> _PROBLEM REQUIREMENTS_: Give the records again exactly, but drop the pictures.
○ ○ ○ ○
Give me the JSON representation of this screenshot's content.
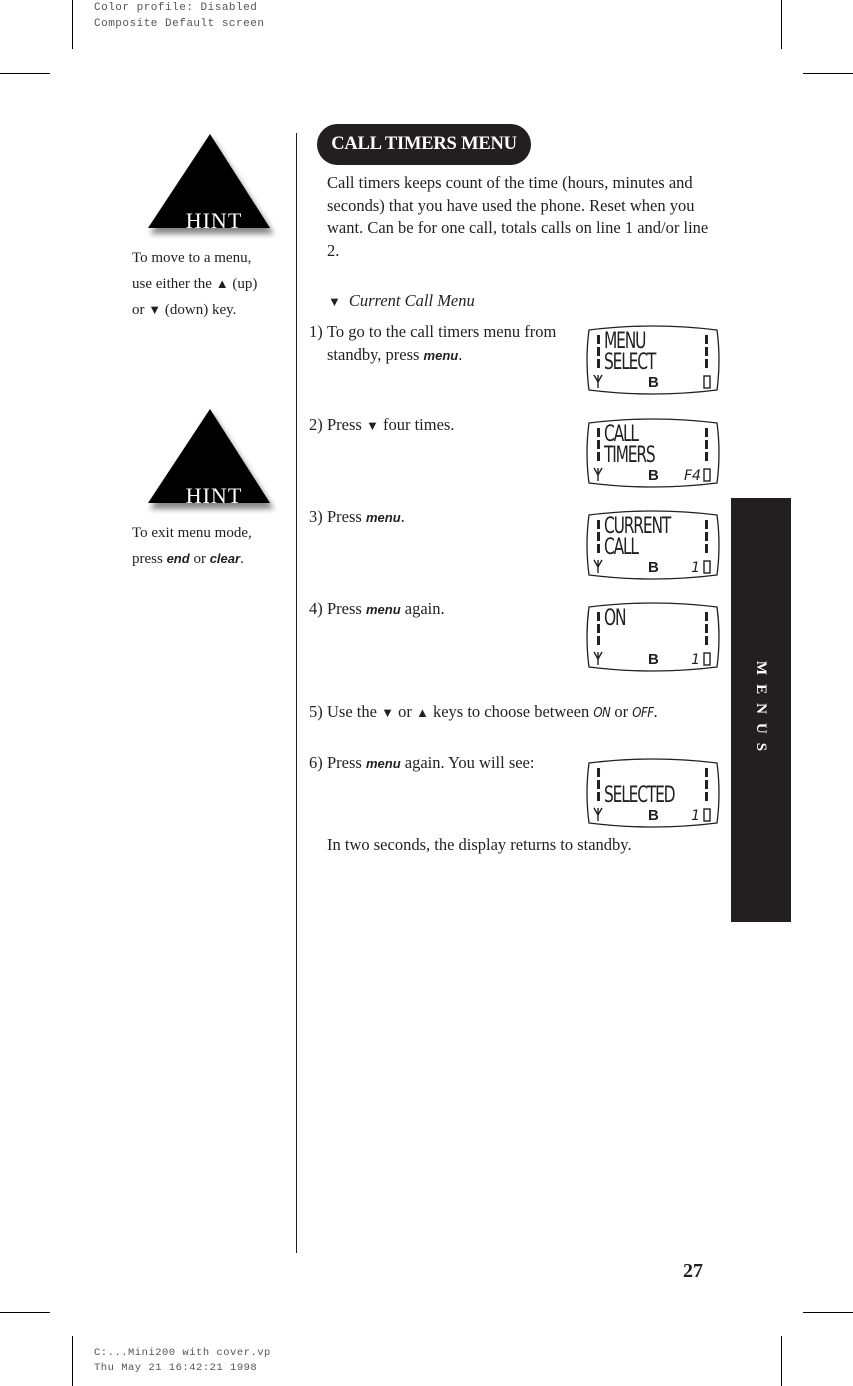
{
  "print_slug": {
    "top": [
      "Color profile: Disabled",
      "Composite  Default screen"
    ],
    "bottom": [
      "C:...Mini200 with cover.vp",
      "Thu May 21 16:42:21 1998"
    ]
  },
  "hints": [
    {
      "badge": "HINT",
      "lines": [
        {
          "text": "To move to a menu,"
        },
        {
          "pre": "use either the ",
          "arrow": "▲",
          "post": " (up)"
        },
        {
          "pre": "or ",
          "arrow": "▼",
          "post": " (down) key."
        }
      ]
    },
    {
      "badge": "HINT",
      "lines": [
        {
          "text": "To exit menu mode,"
        },
        {
          "pre": "press ",
          "key1": "end",
          "mid": " or ",
          "key2": "clear",
          "post": "."
        }
      ]
    }
  ],
  "section": {
    "title": "CALL TIMERS MENU",
    "intro": "Call timers keeps count of the time (hours, minutes and seconds) that you have used the phone. Reset when you want. Can be for one call, totals calls on line 1 and/or line 2.",
    "subhead": {
      "arrow": "▼",
      "label": "Current Call Menu"
    }
  },
  "steps": [
    {
      "num": "1)",
      "line1": "To go to the call timers menu from",
      "line2_pre": "standby, press ",
      "key": "menu",
      "line2_post": "."
    },
    {
      "num": "2)",
      "pre": "Press ",
      "arrow": "▼",
      "post": " four times."
    },
    {
      "num": "3)",
      "pre": "Press ",
      "key": "menu",
      "post": "."
    },
    {
      "num": "4)",
      "pre": "Press ",
      "key": "menu",
      "post": " again."
    },
    {
      "num": "5)",
      "pre": "Use the ",
      "arrow1": "▼",
      "mid1": " or ",
      "arrow2": "▲",
      "mid2": " keys to choose between ",
      "opt1": "ON",
      "mid3": " or ",
      "opt2": "OFF",
      "post": "."
    },
    {
      "num": "6)",
      "pre": "Press ",
      "key": "menu",
      "post": " again. You will see:"
    }
  ],
  "displays": [
    {
      "line1": "MENU",
      "line2": "SELECT",
      "channel": "B",
      "indicator": ""
    },
    {
      "line1": "CALL",
      "line2": "TIMERS",
      "channel": "B",
      "indicator": "F4"
    },
    {
      "line1": "CURRENT",
      "line2": "CALL",
      "channel": "B",
      "indicator": "1"
    },
    {
      "line1": "ON",
      "line2": "",
      "channel": "B",
      "indicator": "1"
    },
    {
      "line1": "",
      "line2": "SELECTED",
      "channel": "B",
      "indicator": "1"
    }
  ],
  "closing": "In two seconds, the display returns to standby.",
  "side_tab": "MENUS",
  "page_number": "27"
}
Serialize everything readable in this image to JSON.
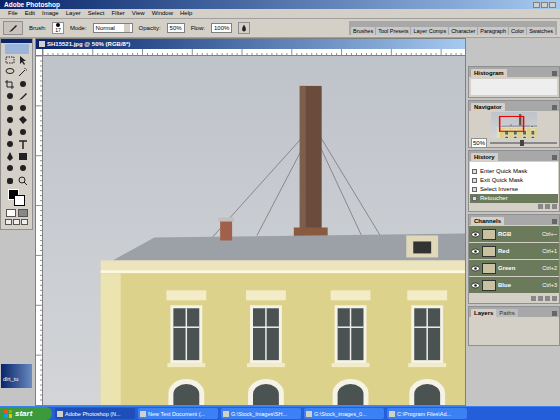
{
  "window": {
    "title": "Adobe Photoshop"
  },
  "menu": [
    "File",
    "Edit",
    "Image",
    "Layer",
    "Select",
    "Filter",
    "View",
    "Window",
    "Help"
  ],
  "options": {
    "brush_label": "Brush:",
    "brush_size": "17",
    "mode_label": "Mode:",
    "mode": "Normal",
    "opacity_label": "Opacity:",
    "opacity": "50%",
    "flow_label": "Flow:",
    "flow": "100%"
  },
  "palette_well": [
    "Brushes",
    "Tool Presets",
    "Layer Comps",
    "Character",
    "Paragraph",
    "Color",
    "Swatches"
  ],
  "document": {
    "title": "SH15521.jpg @ 50% (RGB/8*)"
  },
  "histogram": {
    "tab": "Histogram"
  },
  "navigator": {
    "tab": "Navigator",
    "zoom": "50%",
    "level": 0.45
  },
  "history": {
    "tab": "History",
    "items": [
      {
        "label": "Enter Quick Mask",
        "selected": false
      },
      {
        "label": "Exit Quick Mask",
        "selected": false
      },
      {
        "label": "Select Inverse",
        "selected": false
      },
      {
        "label": "Retoucher",
        "selected": true
      }
    ]
  },
  "channels": {
    "tab": "Channels",
    "items": [
      {
        "name": "RGB",
        "shortcut": "Ctrl+~",
        "visible": true,
        "selected": true
      },
      {
        "name": "Red",
        "shortcut": "Ctrl+1",
        "visible": true,
        "selected": true
      },
      {
        "name": "Green",
        "shortcut": "Ctrl+2",
        "visible": true,
        "selected": true
      },
      {
        "name": "Blue",
        "shortcut": "Ctrl+3",
        "visible": true,
        "selected": true
      }
    ]
  },
  "layers_tabs": [
    {
      "label": "Layers",
      "selected": true
    },
    {
      "label": "Paths",
      "selected": false
    }
  ],
  "minimized_doc": "dlrt_tu",
  "taskbar": {
    "start": "start",
    "items": [
      {
        "label": "Adobe Photoshop (N...",
        "selected": true
      },
      {
        "label": "New Text Document (...",
        "selected": false
      },
      {
        "label": "G:\\Stock_Images\\SH...",
        "selected": false
      },
      {
        "label": "G:\\Stock_images_0...",
        "selected": false
      },
      {
        "label": "C:\\Program Files\\Ad...",
        "selected": false
      }
    ]
  }
}
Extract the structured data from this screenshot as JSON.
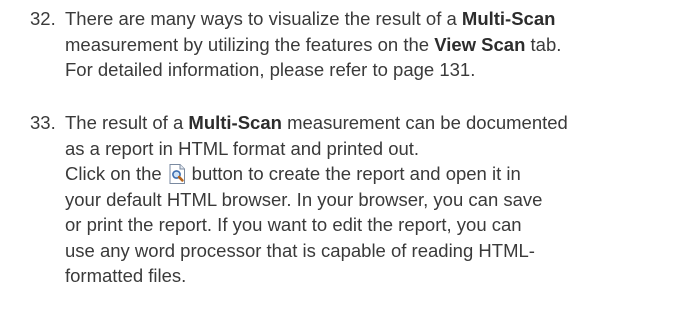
{
  "steps": [
    {
      "number": "32.",
      "line1": {
        "pre": "There are many ways to visualize the result of a ",
        "bold": "Multi-Scan"
      },
      "line2": {
        "pre": "measurement by utilizing the features on the ",
        "bold": "View Scan",
        "post": " tab."
      },
      "line3": "For detailed information, please refer to page 131."
    },
    {
      "number": "33.",
      "line1": {
        "pre": "The result of a ",
        "bold": "Multi-Scan",
        "post": " measurement can be documented"
      },
      "line2": "as a report in HTML format and printed out.",
      "line3": {
        "pre": "Click on the",
        "post": "button to create the report and open it in"
      },
      "line4": "your default HTML browser. In your browser, you can save",
      "line5": "or print the report. If you want to edit the report, you can",
      "line6": "use any word processor that is capable of reading HTML-",
      "line7": "formatted files.",
      "icon": "report-preview-icon"
    }
  ]
}
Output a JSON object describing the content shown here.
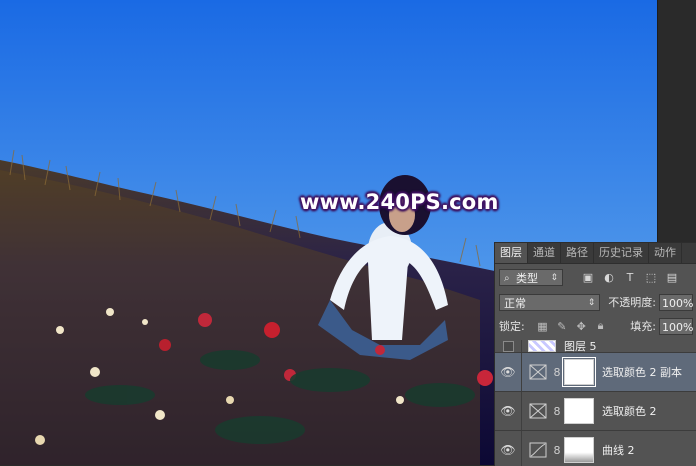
{
  "watermark": {
    "text": "www.240PS.com"
  },
  "layers_panel": {
    "tabs": [
      {
        "label": "图层",
        "active": true
      },
      {
        "label": "通道",
        "active": false
      },
      {
        "label": "路径",
        "active": false
      },
      {
        "label": "历史记录",
        "active": false
      },
      {
        "label": "动作",
        "active": false
      }
    ],
    "filter": {
      "kind_label": "类型",
      "icons": [
        "image-filter-icon",
        "adjustment-filter-icon",
        "type-filter-icon",
        "shape-filter-icon",
        "smart-object-filter-icon"
      ]
    },
    "blend_mode": "正常",
    "opacity_label": "不透明度:",
    "opacity_value": "100%",
    "lock_label": "锁定:",
    "lock_icons": [
      "lock-transparent-icon",
      "lock-image-icon",
      "lock-position-icon",
      "lock-all-icon"
    ],
    "fill_label": "填充:",
    "fill_value": "100%",
    "layers": [
      {
        "name": "图层 5",
        "visible": false,
        "type": "pixel",
        "selected": false
      },
      {
        "name": "选取颜色 2 副本",
        "visible": true,
        "type": "selective-color",
        "selected": true
      },
      {
        "name": "选取颜色 2",
        "visible": true,
        "type": "selective-color",
        "selected": false
      },
      {
        "name": "曲线 2",
        "visible": true,
        "type": "curves",
        "selected": false
      }
    ]
  },
  "colors": {
    "sky_top": "#1d6fe6",
    "sky_bottom": "#7ab6ee",
    "field_dark": "#0e0a3a",
    "panel_bg": "#535353",
    "selected_row": "#5f6a7a"
  }
}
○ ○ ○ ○
> _FINISHED TASK_:
Give me the JSON representation of this screenshot's content.
{
  "print_slug": {
    "top": [
      "Color profile: Disabled",
      "Composite  Default screen"
    ],
    "bottom": [
      "C:...Mini200 with cover.vp",
      "Thu May 21 16:42:21 1998"
    ]
  },
  "hints": [
    {
      "badge": "HINT",
      "lines": [
        {
          "text": "To move to a menu,"
        },
        {
          "pre": "use either the ",
          "arrow": "▲",
          "post": " (up)"
        },
        {
          "pre": "or ",
          "arrow": "▼",
          "post": " (down) key."
        }
      ]
    },
    {
      "badge": "HINT",
      "lines": [
        {
          "text": "To exit menu mode,"
        },
        {
          "pre": "press ",
          "key1": "end",
          "mid": " or ",
          "key2": "clear",
          "post": "."
        }
      ]
    }
  ],
  "section": {
    "title": "CALL TIMERS MENU",
    "intro": "Call timers keeps count of the time (hours, minutes and seconds) that you have used the phone. Reset when you want. Can be for one call, totals calls on line 1 and/or line 2.",
    "subhead": {
      "arrow": "▼",
      "label": "Current Call Menu"
    }
  },
  "steps": [
    {
      "num": "1)",
      "line1": "To go to the call timers menu from",
      "line2_pre": "standby, press ",
      "key": "menu",
      "line2_post": "."
    },
    {
      "num": "2)",
      "pre": "Press ",
      "arrow": "▼",
      "post": " four times."
    },
    {
      "num": "3)",
      "pre": "Press ",
      "key": "menu",
      "post": "."
    },
    {
      "num": "4)",
      "pre": "Press ",
      "key": "menu",
      "post": " again."
    },
    {
      "num": "5)",
      "pre": "Use the ",
      "arrow1": "▼",
      "mid1": " or ",
      "arrow2": "▲",
      "mid2": " keys to choose between ",
      "opt1": "ON",
      "mid3": " or ",
      "opt2": "OFF",
      "post": "."
    },
    {
      "num": "6)",
      "pre": "Press ",
      "key": "menu",
      "post": " again. You will see:"
    }
  ],
  "displays": [
    {
      "line1": "MENU",
      "line2": "SELECT",
      "channel": "B",
      "indicator": ""
    },
    {
      "line1": "CALL",
      "line2": "TIMERS",
      "channel": "B",
      "indicator": "F4"
    },
    {
      "line1": "CURRENT",
      "line2": "CALL",
      "channel": "B",
      "indicator": "1"
    },
    {
      "line1": "ON",
      "line2": "",
      "channel": "B",
      "indicator": "1"
    },
    {
      "line1": "",
      "line2": "SELECTED",
      "channel": "B",
      "indicator": "1"
    }
  ],
  "closing": "In two seconds, the display returns to standby.",
  "side_tab": "MENUS",
  "page_number": "27"
}
Serialize everything readable in this image to JSON.
{
  "window": {
    "title": "Adobe Photoshop"
  },
  "menu": [
    "File",
    "Edit",
    "Image",
    "Layer",
    "Select",
    "Filter",
    "View",
    "Window",
    "Help"
  ],
  "options": {
    "brush_label": "Brush:",
    "brush_size": "17",
    "mode_label": "Mode:",
    "mode": "Normal",
    "opacity_label": "Opacity:",
    "opacity": "50%",
    "flow_label": "Flow:",
    "flow": "100%"
  },
  "palette_well": [
    "Brushes",
    "Tool Presets",
    "Layer Comps",
    "Character",
    "Paragraph",
    "Color",
    "Swatches"
  ],
  "document": {
    "title": "SH15521.jpg @ 50% (RGB/8*)"
  },
  "histogram": {
    "tab": "Histogram"
  },
  "navigator": {
    "tab": "Navigator",
    "zoom": "50%",
    "level": 0.45
  },
  "history": {
    "tab": "History",
    "items": [
      {
        "label": "Enter Quick Mask",
        "selected": false
      },
      {
        "label": "Exit Quick Mask",
        "selected": false
      },
      {
        "label": "Select Inverse",
        "selected": false
      },
      {
        "label": "Retoucher",
        "selected": true
      }
    ]
  },
  "channels": {
    "tab": "Channels",
    "items": [
      {
        "name": "RGB",
        "shortcut": "Ctrl+~",
        "visible": true,
        "selected": true
      },
      {
        "name": "Red",
        "shortcut": "Ctrl+1",
        "visible": true,
        "selected": true
      },
      {
        "name": "Green",
        "shortcut": "Ctrl+2",
        "visible": true,
        "selected": true
      },
      {
        "name": "Blue",
        "shortcut": "Ctrl+3",
        "visible": true,
        "selected": true
      }
    ]
  },
  "layers_tabs": [
    {
      "label": "Layers",
      "selected": true
    },
    {
      "label": "Paths",
      "selected": false
    }
  ],
  "minimized_doc": "dlrt_tu",
  "taskbar": {
    "start": "start",
    "items": [
      {
        "label": "Adobe Photoshop (N...",
        "selected": true
      },
      {
        "label": "New Text Document (...",
        "selected": false
      },
      {
        "label": "G:\\Stock_Images\\SH...",
        "selected": false
      },
      {
        "label": "G:\\Stock_images_0...",
        "selected": false
      },
      {
        "label": "C:\\Program Files\\Ad...",
        "selected": false
      }
    ]
  }
}
Extract the structured data from this screenshot as JSON.
{
  "steps": [
    {
      "number": "32.",
      "line1": {
        "pre": "There are many ways to visualize the result of a ",
        "bold": "Multi-Scan"
      },
      "line2": {
        "pre": "measurement by utilizing the features on the ",
        "bold": "View Scan",
        "post": " tab."
      },
      "line3": "For detailed information, please refer to page 131."
    },
    {
      "number": "33.",
      "line1": {
        "pre": "The result of a ",
        "bold": "Multi-Scan",
        "post": " measurement can be documented"
      },
      "line2": "as a report in HTML format and printed out.",
      "line3": {
        "pre": "Click on the",
        "post": "button to create the report and open it in"
      },
      "line4": "your default HTML browser. In your browser, you can save",
      "line5": "or print the report. If you want to edit the report, you can",
      "line6": "use any word processor that is capable of reading HTML-",
      "line7": "formatted files.",
      "icon": "report-preview-icon"
    }
  ]
}
Output a JSON object describing the content shown here.
{
  "watermark": {
    "text": "www.240PS.com"
  },
  "layers_panel": {
    "tabs": [
      {
        "label": "图层",
        "active": true
      },
      {
        "label": "通道",
        "active": false
      },
      {
        "label": "路径",
        "active": false
      },
      {
        "label": "历史记录",
        "active": false
      },
      {
        "label": "动作",
        "active": false
      }
    ],
    "filter": {
      "kind_label": "类型",
      "icons": [
        "image-filter-icon",
        "adjustment-filter-icon",
        "type-filter-icon",
        "shape-filter-icon",
        "smart-object-filter-icon"
      ]
    },
    "blend_mode": "正常",
    "opacity_label": "不透明度:",
    "opacity_value": "100%",
    "lock_label": "锁定:",
    "lock_icons": [
      "lock-transparent-icon",
      "lock-image-icon",
      "lock-position-icon",
      "lock-all-icon"
    ],
    "fill_label": "填充:",
    "fill_value": "100%",
    "layers": [
      {
        "name": "图层 5",
        "visible": false,
        "type": "pixel",
        "selected": false
      },
      {
        "name": "选取颜色 2 副本",
        "visible": true,
        "type": "selective-color",
        "selected": true
      },
      {
        "name": "选取颜色 2",
        "visible": true,
        "type": "selective-color",
        "selected": false
      },
      {
        "name": "曲线 2",
        "visible": true,
        "type": "curves",
        "selected": false
      }
    ]
  },
  "colors": {
    "sky_top": "#1d6fe6",
    "sky_bottom": "#7ab6ee",
    "field_dark": "#0e0a3a",
    "panel_bg": "#535353",
    "selected_row": "#5f6a7a"
  }
}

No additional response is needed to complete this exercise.